I have two dozen or so Christian themed Twitter backgrounds that I’m preparing to release via the Tweeteratti Tuesday Free Christian Background Series here on

It got me thinking about how more Xtians are starting to witness their faith to the Twitterverse and beyond with the simple effort of putting up Christ’s name out there for everyone to see via Twitter backgrounds.

King of Kings.

The One & Only.


Prince of Peace.

There are so many names for Jesus Christ.

What is the proper way to introduce Him to the world?

Here’s one suggestion that I have fallen in love with since Leonard Sweet put me onto it a couple of years ago.  Hope you are inspired too by it (and the response of the crowd is equally inspiring) – turn up the volume, play the video full screen . . . sit back and enjoy, unless you want to stand up and cheer:


Whenever I am doing exegetical work on Scripture passages, it becomes painfully aware how short my bookshelves are in length.  It makes you want to go to one of those massive theological book sales and buy out the whole place – especially when books are only $5/all you can fit into a box.  But I wouldn’t even have a place for all those books to live in my home library.

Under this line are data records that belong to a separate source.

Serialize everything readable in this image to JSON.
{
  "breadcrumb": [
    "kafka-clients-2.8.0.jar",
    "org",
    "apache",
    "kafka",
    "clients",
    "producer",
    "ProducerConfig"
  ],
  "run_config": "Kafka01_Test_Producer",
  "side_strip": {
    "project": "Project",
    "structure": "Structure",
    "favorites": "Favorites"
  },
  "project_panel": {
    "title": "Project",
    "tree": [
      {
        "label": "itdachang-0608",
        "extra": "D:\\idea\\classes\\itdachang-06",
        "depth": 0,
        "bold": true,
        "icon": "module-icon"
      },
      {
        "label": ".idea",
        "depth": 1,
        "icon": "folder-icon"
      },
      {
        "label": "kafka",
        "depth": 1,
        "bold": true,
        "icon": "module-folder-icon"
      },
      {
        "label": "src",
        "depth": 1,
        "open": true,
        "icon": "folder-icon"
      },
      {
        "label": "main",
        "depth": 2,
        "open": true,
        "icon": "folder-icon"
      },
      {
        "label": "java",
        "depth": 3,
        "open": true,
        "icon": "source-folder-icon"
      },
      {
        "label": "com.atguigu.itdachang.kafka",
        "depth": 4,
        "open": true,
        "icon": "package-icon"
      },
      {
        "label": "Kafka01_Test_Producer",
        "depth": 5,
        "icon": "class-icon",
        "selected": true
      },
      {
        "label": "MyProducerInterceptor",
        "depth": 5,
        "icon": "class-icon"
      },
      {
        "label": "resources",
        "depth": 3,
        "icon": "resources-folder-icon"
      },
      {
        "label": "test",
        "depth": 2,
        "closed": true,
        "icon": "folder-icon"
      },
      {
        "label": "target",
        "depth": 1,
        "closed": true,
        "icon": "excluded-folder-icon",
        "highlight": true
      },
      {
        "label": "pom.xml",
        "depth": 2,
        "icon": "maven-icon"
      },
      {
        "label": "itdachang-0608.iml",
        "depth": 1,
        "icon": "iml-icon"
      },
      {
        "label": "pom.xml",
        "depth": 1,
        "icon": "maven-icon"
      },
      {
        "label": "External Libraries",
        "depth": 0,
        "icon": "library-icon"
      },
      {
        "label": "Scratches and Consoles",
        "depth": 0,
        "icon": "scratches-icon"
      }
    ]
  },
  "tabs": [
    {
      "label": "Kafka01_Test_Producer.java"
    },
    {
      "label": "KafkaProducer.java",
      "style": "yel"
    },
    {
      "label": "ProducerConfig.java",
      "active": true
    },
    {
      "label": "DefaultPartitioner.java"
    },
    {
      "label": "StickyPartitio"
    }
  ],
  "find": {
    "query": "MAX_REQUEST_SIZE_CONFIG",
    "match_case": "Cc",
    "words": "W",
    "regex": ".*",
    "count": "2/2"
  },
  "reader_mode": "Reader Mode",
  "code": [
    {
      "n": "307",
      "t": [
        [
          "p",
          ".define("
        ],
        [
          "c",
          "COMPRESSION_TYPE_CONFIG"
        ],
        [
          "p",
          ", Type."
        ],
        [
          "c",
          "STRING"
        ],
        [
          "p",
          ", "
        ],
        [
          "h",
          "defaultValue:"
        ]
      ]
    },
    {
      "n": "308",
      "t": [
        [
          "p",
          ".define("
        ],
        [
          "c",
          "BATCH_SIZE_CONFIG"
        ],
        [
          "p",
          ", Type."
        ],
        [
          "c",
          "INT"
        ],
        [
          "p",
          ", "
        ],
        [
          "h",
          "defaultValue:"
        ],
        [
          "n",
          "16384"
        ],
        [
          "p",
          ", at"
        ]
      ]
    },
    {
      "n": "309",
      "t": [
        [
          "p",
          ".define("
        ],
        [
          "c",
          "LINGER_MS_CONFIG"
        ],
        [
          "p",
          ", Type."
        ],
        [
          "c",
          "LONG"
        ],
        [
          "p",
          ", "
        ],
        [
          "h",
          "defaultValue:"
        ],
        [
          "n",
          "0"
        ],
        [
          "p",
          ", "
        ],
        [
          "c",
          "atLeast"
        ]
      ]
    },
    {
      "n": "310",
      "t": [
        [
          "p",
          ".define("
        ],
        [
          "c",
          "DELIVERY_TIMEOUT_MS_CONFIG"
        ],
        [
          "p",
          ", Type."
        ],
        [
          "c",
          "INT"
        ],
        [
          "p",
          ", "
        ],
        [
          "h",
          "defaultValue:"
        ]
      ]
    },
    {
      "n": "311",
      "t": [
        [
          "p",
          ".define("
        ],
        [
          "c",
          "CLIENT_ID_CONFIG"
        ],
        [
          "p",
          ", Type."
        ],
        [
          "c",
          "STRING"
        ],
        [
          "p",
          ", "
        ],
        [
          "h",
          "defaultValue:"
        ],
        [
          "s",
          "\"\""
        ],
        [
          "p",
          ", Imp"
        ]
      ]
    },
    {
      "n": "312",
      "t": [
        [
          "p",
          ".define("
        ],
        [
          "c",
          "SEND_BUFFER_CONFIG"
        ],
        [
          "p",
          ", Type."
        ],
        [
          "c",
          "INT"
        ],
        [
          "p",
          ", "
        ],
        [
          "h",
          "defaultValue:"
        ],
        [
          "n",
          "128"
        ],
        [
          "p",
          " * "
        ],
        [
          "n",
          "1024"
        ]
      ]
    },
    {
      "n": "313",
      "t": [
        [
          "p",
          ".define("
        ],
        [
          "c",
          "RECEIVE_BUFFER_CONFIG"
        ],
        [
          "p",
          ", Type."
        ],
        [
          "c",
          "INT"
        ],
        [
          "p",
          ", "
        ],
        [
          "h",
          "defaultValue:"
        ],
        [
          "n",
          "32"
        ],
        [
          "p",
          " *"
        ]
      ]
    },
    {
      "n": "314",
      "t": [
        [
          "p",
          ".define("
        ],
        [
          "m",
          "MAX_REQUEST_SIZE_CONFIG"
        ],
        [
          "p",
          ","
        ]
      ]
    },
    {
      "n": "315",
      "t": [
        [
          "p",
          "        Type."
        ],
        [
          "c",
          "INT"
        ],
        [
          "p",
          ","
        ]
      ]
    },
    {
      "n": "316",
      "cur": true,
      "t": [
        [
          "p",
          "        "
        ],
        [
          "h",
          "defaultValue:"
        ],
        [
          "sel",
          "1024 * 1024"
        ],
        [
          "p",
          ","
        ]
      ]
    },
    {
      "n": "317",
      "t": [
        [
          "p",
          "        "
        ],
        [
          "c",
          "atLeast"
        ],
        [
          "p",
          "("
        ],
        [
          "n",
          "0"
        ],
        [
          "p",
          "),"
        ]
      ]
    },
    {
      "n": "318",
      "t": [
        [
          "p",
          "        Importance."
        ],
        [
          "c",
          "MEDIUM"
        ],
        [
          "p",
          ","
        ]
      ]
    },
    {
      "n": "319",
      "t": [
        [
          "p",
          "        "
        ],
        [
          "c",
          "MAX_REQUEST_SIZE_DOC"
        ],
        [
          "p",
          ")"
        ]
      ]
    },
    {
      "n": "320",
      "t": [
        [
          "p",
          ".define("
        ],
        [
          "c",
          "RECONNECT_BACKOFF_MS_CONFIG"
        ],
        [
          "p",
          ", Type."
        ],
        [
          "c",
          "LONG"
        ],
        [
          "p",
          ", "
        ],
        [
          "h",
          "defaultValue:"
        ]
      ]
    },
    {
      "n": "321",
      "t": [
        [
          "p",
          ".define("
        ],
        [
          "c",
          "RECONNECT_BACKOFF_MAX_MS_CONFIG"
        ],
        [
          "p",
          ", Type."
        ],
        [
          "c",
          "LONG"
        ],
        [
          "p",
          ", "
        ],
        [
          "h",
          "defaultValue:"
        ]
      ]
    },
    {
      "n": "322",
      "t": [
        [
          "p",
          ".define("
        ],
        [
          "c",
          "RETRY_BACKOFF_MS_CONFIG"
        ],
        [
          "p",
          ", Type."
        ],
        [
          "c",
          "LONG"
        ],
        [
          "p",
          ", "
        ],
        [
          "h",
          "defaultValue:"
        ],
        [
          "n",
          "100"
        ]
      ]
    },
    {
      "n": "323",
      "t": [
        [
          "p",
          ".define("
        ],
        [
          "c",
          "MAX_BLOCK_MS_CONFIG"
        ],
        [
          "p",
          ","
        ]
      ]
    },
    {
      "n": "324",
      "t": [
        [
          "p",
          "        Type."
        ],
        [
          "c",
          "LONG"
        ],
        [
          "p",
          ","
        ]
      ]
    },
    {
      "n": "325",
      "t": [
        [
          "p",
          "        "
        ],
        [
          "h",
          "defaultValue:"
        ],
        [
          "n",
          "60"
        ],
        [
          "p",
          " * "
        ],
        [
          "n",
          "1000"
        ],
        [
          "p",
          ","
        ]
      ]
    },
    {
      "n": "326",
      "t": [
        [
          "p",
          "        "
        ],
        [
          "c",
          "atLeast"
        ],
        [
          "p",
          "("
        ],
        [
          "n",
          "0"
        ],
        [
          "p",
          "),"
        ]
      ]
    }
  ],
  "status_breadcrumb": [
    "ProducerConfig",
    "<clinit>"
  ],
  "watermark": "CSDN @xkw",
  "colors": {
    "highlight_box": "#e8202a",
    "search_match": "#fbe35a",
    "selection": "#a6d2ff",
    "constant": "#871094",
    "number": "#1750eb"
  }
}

The other alternative is to repeat the back and forth and back and forth to the library where they house complete collections of commentary series, Bible encyclopedias and dictionaries.   But sometimes you find yourself playing hide and seek when you find that the one volume you need is missing from the shelf – either being used by someone, or waiting in a lonely corner of the library, waiting to be picked up and re-shelved.

digital-bible-resourcesI recently decided to take the Google-generation approach to initial research and have tried out the Anchor Yale Bible Dictionary on CD-ROM (yes people, software is still published on CD-ROMs in some parts of this world).

I must say that I was pleasantly surprised. . . Continue Reading…

It’s been awhile since we posted a freebie twitter background. . .since Valentine’s Day.

If you’ve been on Twitter for a bit, you’re background probably hasn’t been changed recently.

Here’s your chance to throw up a fresh look for your Twitter backgdrop.

Just download the free Tweetback image and follow the instructions below to install it on your profile.

If you don’t like this one, there’s plenty of other free Christian Twitter Backgrounds available in our Twitteratti Tuesday Series. . .



RIGHT-CLICK>SAVE LINK AS… to DOWNLOAD this free background image

How to upload a custom background to your Twitter account:

  1. Log in
  2. In top navigation bar, click Settings (or go to
  3. Click the last settings tab, Design change-twitter-background
  4. Select a template, change your text and background colors, or upload your new background image
  5. Save your changes!